- [DATA IN THIS EXERCISE]
Segment Open

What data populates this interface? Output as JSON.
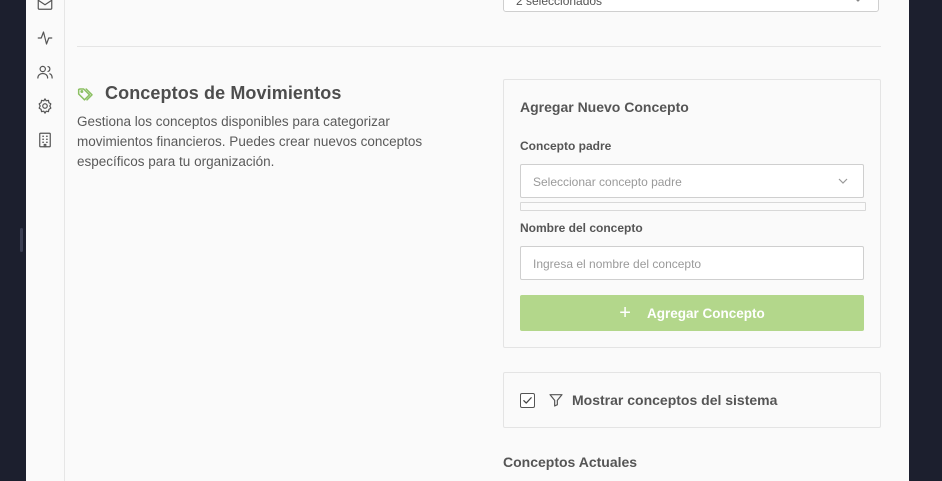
{
  "top_select": {
    "value": "2 seleccionados"
  },
  "section": {
    "title": "Conceptos de Movimientos",
    "description": "Gestiona los conceptos disponibles para categorizar movimientos financieros. Puedes crear nuevos conceptos específicos para tu organización."
  },
  "add_card": {
    "title": "Agregar Nuevo Concepto",
    "parent_label": "Concepto padre",
    "parent_placeholder": "Seleccionar concepto padre",
    "name_label": "Nombre del concepto",
    "name_placeholder": "Ingresa el nombre del concepto",
    "button_label": "Agregar Concepto",
    "button_color": "#b3d78b"
  },
  "toggle_card": {
    "label": "Mostrar conceptos del sistema",
    "checked": true
  },
  "current_title": "Conceptos Actuales",
  "sidebar": {
    "icons": [
      "mail-icon",
      "activity-icon",
      "users-icon",
      "settings-icon",
      "building-icon"
    ]
  },
  "colors": {
    "accent": "#8cc063",
    "border": "#e4e4e4"
  }
}
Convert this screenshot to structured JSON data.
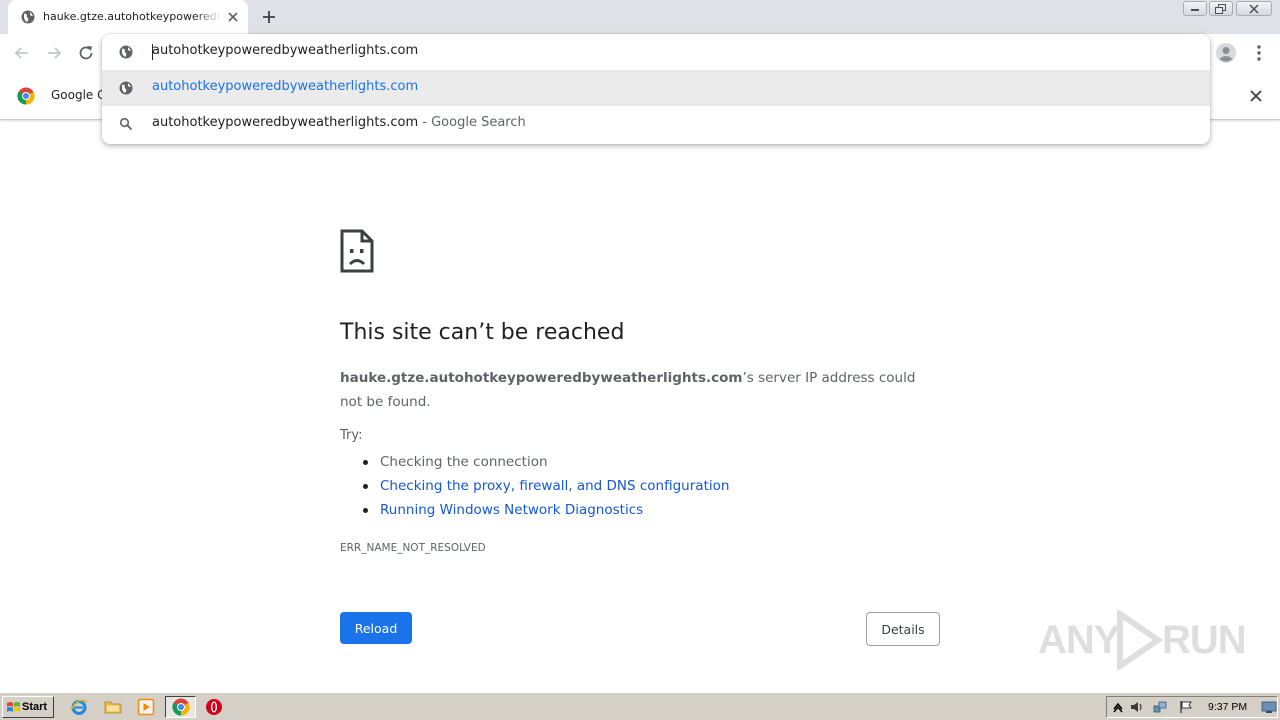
{
  "browser": {
    "tab": {
      "title": "hauke.gtze.autohotkeypoweredbyweatherlights.com"
    },
    "bookmark": {
      "label": "Google Chrome"
    }
  },
  "omnibox": {
    "input_value": "autohotkeypoweredbyweatherlights.com",
    "suggestions": [
      {
        "text": "autohotkeypoweredbyweatherlights.com",
        "suffix": ""
      },
      {
        "text": "autohotkeypoweredbyweatherlights.com",
        "suffix": " - Google Search"
      }
    ]
  },
  "error": {
    "title": "This site can’t be reached",
    "host": "hauke.gtze.autohotkeypoweredbyweatherlights.com",
    "description": "’s server IP address could not be found.",
    "try_label": "Try:",
    "suggestions": [
      "Checking the connection",
      "Checking the proxy, firewall, and DNS configuration",
      "Running Windows Network Diagnostics"
    ],
    "code": "ERR_NAME_NOT_RESOLVED",
    "reload_label": "Reload",
    "details_label": "Details"
  },
  "watermark": {
    "left": "ANY",
    "right": "RUN"
  },
  "taskbar": {
    "start_label": "Start",
    "clock": "9:37 PM"
  },
  "colors": {
    "accent": "#1a73e8",
    "link": "#1558d6",
    "text_secondary": "#5f6368"
  }
}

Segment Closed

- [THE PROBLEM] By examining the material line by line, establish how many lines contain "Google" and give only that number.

- [EXERCISE OUTPUT] 2